Exact copies of the lines below are the goal; any images in them are dropped.

## Data records for software interfaces
----------------------------------------

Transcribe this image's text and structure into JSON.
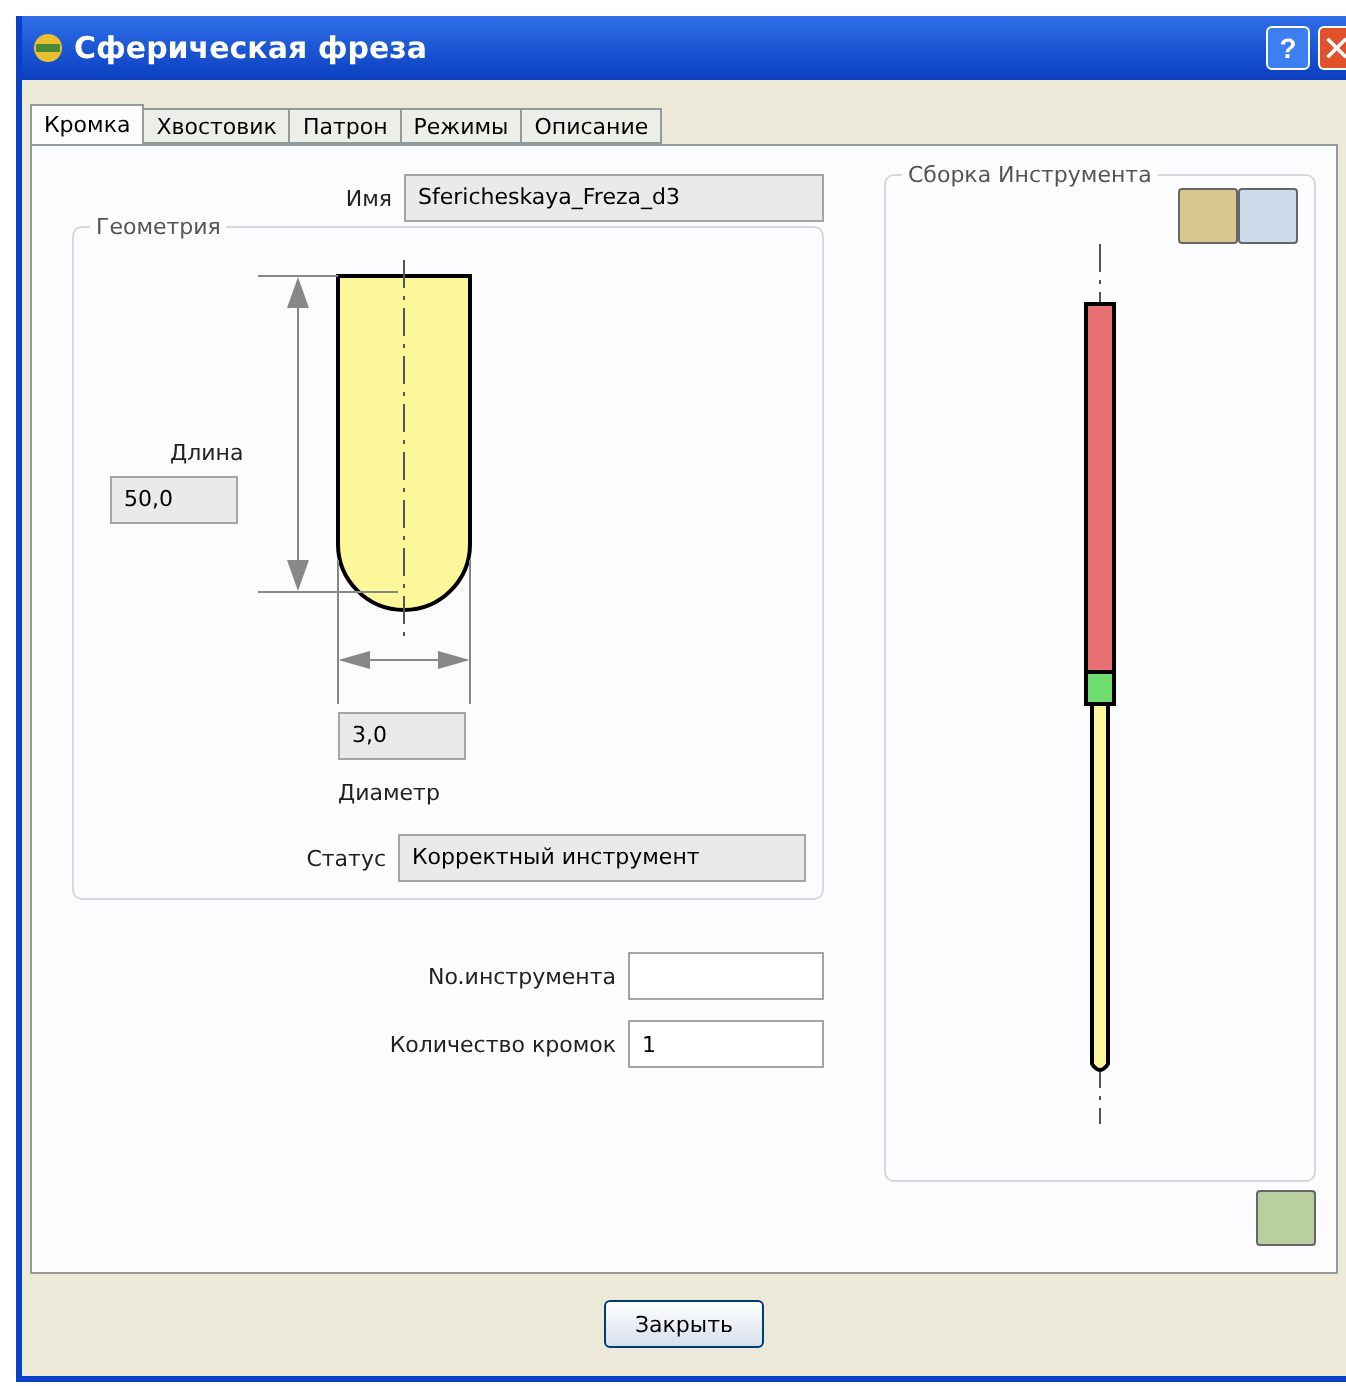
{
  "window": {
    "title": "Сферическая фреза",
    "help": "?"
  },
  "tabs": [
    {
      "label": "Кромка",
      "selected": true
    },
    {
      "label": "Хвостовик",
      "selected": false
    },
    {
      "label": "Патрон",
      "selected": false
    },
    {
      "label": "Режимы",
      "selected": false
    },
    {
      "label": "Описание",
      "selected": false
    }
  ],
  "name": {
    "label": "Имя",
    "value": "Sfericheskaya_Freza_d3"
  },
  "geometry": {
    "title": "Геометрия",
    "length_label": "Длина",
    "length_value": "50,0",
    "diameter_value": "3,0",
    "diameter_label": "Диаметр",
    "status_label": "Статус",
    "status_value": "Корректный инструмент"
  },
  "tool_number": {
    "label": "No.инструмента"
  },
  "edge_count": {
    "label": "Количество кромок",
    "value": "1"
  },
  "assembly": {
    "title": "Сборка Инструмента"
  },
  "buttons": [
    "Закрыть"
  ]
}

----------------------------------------

## SOLUTION
Transcribe this image's text and structure into JSON.
{
  "window": {
    "title": "Сферическая фреза",
    "help": "?"
  },
  "tabs": [
    {
      "label": "Кромка",
      "selected": true
    },
    {
      "label": "Хвостовик",
      "selected": false
    },
    {
      "label": "Патрон",
      "selected": false
    },
    {
      "label": "Режимы",
      "selected": false
    },
    {
      "label": "Описание",
      "selected": false
    }
  ],
  "name": {
    "label": "Имя",
    "value": "Sfericheskaya_Freza_d3"
  },
  "geometry": {
    "title": "Геометрия",
    "length_label": "Длина",
    "length_value": "50,0",
    "diameter_value": "3,0",
    "diameter_label": "Диаметр",
    "status_label": "Статус",
    "status_value": "Корректный инструмент"
  },
  "tool_number": {
    "label": "No.инструмента"
  },
  "edge_count": {
    "label": "Количество кромок",
    "value": "1"
  },
  "assembly": {
    "title": "Сборка Инструмента"
  },
  "buttons": [
    "Закрыть"
  ]
}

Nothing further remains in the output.